What To Go Over With Your New Caregiver
If you have an elderly loved one who needs in-home senior care, once you’ve found the right match for your loved one, it’s important to make sure you cover all the bases with the caregiver who will be taking care of your loved one. Whether your loved one only needs help with simple tasks, like meal preparation, cleaning, and running errands, or needs medical assistance, like daily shots or medication, there are important things to discuss in order to be sure they know how best to care for your loved one.
When creating an instructional guide for the caregiver who will be caring for your loved one, here are 10 things to consider:
- Medications : List any medications that your loved one needs to take, and include amounts, frequency, and time of day they should be taken or are usually taken. Also explain how your loved one prefers to take their medication, such as with juice or milk versus just water.
- Food & Drink : List any likes or dislikes with food or drink as well as any allergies. Explain any specific eating or drinking habits, like if your loved one enjoys a cup of tea at a certain time every day, or if they like a certain meal on Sundays, ect…
- Cooking & Cleaning : Explain whether your loved one needs assistance with cooking or cleaning, or if they should be encouraged to do these tasks themselves with supervision. Also discuss whether they will need assistance with eating, if they need their food cut into small pieces, cooled down, or need to be hand-fed. Discuss any regular cleaning that your loved one needs help with, such as straightening their bed, doing laundry, or washing dishes.
- Napping & Sleep Habits : Jot down the typical hours that your loved one goes to sleep, gets up, and any naps in between that they enjoy. Also make note of any sleep preferences, such as having a light on, having music or the TV playing.
- Bathroom Needs & Habits : List any special requests or needs for the use of the bathroom, whether they’re able to do this themselves, or if they need assistance with bathing or other bathroom functions.
- Temperature : Make note of preferred thermostat temperature and any changes needed during certain hours of the day. Will your loved one need a blanket to stay warm, or do they enjoy keeping windows open and will this result in specific needs to stay warm or cool?

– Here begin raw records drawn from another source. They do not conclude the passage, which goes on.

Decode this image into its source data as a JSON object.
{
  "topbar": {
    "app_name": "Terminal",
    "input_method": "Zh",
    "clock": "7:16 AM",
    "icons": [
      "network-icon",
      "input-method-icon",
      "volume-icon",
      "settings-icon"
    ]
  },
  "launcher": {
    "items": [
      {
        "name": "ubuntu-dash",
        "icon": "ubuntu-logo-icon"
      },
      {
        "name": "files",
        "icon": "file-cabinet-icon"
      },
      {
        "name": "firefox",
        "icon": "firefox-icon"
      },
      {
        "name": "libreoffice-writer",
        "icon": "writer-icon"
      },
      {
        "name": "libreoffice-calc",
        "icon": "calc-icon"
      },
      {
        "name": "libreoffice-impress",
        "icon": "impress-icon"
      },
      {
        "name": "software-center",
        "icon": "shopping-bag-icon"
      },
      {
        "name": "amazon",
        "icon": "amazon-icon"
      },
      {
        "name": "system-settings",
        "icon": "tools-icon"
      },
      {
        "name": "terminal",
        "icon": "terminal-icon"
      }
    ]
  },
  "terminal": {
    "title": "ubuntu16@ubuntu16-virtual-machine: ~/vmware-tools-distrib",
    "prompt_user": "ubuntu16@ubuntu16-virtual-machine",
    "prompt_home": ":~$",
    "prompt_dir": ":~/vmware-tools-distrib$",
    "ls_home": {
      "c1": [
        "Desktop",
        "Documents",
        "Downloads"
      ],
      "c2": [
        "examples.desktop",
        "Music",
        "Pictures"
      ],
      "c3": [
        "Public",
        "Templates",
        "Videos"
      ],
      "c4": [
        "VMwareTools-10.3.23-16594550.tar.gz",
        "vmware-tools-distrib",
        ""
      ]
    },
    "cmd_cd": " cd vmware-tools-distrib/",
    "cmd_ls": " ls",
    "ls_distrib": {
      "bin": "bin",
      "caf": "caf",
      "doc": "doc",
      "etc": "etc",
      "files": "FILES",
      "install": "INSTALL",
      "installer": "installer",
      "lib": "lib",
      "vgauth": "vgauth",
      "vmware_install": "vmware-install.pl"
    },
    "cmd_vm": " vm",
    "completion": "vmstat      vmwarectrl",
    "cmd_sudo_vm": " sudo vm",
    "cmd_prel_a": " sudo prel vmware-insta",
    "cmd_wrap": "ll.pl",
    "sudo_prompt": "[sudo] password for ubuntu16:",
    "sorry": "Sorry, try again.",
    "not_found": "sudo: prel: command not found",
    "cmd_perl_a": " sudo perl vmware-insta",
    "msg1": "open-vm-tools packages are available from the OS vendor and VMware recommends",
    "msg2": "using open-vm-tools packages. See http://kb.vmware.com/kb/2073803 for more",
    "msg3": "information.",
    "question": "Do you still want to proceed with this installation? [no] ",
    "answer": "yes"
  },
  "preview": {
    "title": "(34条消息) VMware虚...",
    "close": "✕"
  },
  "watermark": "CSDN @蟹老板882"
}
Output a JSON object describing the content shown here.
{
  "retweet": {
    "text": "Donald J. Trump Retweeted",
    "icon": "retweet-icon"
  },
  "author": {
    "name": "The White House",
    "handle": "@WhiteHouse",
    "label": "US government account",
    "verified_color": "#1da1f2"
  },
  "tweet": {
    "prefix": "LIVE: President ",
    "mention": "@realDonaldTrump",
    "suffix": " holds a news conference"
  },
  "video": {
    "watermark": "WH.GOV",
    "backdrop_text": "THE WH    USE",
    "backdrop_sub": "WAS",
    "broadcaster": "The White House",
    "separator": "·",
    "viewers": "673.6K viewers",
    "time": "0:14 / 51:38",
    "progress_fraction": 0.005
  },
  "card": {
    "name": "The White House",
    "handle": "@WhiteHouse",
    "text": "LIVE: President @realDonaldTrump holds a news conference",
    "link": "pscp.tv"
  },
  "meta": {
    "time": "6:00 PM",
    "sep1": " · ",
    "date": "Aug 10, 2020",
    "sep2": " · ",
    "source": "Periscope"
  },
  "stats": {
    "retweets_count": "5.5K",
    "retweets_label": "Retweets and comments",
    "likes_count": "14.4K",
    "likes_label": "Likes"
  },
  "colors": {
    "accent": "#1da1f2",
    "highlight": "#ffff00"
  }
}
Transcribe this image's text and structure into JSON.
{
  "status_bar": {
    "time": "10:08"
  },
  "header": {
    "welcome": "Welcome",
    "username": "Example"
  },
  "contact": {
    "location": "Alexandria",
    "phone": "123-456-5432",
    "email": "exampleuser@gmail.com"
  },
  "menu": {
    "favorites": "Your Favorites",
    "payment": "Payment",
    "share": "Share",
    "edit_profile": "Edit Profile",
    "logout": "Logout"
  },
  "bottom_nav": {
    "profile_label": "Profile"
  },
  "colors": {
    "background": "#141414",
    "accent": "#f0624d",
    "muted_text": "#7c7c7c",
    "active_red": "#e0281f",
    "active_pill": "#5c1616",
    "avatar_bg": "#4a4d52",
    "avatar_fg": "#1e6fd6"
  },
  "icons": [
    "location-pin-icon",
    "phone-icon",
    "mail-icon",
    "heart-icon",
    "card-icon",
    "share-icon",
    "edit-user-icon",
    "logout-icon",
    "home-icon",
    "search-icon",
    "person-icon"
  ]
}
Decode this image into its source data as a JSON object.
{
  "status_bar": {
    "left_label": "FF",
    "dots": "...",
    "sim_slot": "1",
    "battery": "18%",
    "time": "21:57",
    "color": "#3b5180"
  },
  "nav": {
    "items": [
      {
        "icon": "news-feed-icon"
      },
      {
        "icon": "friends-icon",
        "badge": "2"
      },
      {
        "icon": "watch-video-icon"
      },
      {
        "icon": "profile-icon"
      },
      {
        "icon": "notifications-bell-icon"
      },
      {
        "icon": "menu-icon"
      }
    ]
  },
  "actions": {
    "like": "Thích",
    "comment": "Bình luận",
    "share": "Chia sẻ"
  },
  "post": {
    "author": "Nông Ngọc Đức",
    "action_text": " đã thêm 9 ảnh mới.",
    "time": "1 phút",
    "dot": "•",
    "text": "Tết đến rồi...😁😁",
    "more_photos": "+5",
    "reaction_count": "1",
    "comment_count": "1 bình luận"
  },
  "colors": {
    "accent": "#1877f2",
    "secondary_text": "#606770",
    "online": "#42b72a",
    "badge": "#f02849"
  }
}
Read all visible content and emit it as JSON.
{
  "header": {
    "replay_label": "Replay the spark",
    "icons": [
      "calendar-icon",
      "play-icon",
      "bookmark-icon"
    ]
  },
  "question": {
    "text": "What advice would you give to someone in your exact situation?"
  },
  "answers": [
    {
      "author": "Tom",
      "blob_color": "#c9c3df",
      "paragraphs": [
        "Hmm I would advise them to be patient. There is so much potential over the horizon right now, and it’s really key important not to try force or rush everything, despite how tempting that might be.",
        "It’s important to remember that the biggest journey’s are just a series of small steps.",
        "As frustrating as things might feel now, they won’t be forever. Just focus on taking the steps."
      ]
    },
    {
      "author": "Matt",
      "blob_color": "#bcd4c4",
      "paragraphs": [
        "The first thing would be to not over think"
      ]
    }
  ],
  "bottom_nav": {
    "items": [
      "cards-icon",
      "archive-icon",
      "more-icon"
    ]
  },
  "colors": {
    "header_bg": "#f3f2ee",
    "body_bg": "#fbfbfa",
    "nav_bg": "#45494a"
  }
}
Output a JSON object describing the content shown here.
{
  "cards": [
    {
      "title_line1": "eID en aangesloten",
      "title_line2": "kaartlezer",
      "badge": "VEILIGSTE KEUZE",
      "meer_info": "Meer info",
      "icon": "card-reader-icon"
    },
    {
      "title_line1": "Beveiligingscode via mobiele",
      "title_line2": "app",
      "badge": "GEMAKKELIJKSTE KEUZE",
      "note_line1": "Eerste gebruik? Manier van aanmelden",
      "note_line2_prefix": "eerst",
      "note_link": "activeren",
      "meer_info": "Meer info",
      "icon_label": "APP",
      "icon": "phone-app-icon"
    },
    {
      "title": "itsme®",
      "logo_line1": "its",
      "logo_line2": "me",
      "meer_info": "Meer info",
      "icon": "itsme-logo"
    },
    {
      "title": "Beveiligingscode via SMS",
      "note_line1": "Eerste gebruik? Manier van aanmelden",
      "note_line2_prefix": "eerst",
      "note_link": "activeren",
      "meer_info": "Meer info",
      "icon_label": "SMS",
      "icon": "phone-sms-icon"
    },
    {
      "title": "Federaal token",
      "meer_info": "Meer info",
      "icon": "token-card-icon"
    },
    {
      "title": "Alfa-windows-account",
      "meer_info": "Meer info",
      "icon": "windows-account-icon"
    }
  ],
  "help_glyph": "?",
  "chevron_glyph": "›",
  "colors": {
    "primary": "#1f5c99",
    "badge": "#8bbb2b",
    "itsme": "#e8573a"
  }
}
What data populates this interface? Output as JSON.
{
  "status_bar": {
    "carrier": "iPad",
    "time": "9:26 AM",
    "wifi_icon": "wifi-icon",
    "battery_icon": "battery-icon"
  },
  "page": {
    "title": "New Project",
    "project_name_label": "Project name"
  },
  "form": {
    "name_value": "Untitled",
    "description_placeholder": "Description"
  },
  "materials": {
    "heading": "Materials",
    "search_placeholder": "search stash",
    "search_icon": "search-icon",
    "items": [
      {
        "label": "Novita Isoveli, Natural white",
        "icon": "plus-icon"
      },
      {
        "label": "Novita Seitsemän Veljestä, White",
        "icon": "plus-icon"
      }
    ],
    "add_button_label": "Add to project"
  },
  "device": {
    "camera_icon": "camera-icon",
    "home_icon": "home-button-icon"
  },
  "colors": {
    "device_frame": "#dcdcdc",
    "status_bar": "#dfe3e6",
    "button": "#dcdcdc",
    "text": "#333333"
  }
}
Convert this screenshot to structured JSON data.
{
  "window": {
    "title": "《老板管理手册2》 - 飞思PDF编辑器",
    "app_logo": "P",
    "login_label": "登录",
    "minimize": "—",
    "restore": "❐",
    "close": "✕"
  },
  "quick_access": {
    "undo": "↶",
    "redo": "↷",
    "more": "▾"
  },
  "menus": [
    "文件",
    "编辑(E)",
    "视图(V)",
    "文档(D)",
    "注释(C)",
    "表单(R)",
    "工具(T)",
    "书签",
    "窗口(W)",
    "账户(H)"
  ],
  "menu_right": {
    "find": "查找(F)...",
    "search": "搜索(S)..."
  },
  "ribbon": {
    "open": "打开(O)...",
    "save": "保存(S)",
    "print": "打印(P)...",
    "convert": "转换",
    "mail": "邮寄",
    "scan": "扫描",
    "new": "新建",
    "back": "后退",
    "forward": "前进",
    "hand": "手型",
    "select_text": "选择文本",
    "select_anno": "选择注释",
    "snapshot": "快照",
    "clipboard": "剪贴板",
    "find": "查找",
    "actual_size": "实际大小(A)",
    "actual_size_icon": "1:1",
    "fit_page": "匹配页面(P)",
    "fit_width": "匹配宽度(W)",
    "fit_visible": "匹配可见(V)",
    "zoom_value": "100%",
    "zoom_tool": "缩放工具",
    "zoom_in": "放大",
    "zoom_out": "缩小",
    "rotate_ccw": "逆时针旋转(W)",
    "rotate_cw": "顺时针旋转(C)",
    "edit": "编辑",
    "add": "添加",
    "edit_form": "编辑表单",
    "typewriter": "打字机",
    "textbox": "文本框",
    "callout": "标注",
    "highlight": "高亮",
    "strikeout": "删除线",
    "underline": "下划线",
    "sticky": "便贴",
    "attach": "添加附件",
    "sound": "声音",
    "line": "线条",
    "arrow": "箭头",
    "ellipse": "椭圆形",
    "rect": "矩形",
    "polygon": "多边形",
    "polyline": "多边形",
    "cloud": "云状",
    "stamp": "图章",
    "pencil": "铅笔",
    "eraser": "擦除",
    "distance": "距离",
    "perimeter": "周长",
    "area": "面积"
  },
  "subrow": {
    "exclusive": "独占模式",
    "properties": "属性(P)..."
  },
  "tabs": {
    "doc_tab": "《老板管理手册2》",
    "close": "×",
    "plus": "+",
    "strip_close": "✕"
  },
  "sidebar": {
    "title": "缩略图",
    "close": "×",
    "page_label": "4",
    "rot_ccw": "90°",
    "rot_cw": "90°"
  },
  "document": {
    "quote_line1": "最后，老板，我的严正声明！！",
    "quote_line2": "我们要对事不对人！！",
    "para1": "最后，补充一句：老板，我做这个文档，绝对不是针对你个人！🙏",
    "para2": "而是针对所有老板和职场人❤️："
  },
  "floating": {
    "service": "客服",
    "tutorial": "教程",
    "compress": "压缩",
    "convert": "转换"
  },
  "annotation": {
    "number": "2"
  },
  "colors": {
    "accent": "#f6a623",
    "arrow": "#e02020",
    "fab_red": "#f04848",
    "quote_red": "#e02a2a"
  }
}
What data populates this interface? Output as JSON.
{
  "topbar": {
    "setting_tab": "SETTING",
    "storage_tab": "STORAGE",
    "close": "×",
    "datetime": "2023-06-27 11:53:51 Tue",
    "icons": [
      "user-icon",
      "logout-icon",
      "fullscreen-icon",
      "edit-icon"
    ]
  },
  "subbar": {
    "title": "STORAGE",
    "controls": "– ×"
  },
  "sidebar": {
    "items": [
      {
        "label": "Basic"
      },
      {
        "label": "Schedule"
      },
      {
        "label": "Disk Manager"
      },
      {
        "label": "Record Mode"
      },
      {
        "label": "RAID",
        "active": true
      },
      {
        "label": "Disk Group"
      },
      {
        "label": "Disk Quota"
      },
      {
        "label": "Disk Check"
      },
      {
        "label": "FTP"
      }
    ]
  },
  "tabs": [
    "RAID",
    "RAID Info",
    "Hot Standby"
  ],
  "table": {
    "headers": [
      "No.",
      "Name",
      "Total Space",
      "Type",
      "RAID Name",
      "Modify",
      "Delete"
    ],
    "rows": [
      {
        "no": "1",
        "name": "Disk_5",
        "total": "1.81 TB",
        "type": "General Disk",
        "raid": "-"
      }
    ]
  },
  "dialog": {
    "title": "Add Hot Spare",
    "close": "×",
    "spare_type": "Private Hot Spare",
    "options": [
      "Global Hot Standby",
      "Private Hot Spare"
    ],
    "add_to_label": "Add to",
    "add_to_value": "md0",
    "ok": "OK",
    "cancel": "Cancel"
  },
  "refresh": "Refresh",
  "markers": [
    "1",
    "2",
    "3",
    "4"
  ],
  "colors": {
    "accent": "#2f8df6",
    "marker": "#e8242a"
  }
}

- In-Home Activities : Describe what your loved one enjoys doing during the day and explain any specific schedule. If they enjoy watching a specific TV show, make note of the times and days that the show is on. Do they enjoy reading, playing card games, listing to music, or reading the newspaper?
- Exercise & Going Out : List any preferential outdoor activities or outings that your loved one enjoys, such as walks, local YMCA, the movies, or perhaps the mall. Make note of anything that your loved one may need assistance with when going out, such as remembering to take their cane or walker, putting on sunscreen, taking allergy medication, or remembering their jacket.
- Friends & Social Contacts : Does your loved one have frequent or occasional, unannounced visitors from friends or neighbors? Also list any friends or family that the caregiver could contact if your loved one needs some company or is feeling lonely. Does your loved one have a friend they like to call and talk to occasionally? List their contact information.
- Emergency Contacts : This should be a given, but is extremely important. Be sure to list any family and friends, as well as the contact information for your loved one’s doctor. Include phone numbers, office location, and of course their names. You should also provide your contact information to the caregiver as well.
Many of these things may seem very self-explanatory, but having a list of things to consider can help ensure that you don’t forget any necessary information. This is especially important if you are not living with or close by your elderly loved one, or if you are hard to reach. Relying on your elderly loved one to provide the caregiver with this information is unreliable, and the information could be miscommunicated or assumed.
Need a senior caregiver? Contact Home Matters for friendly help.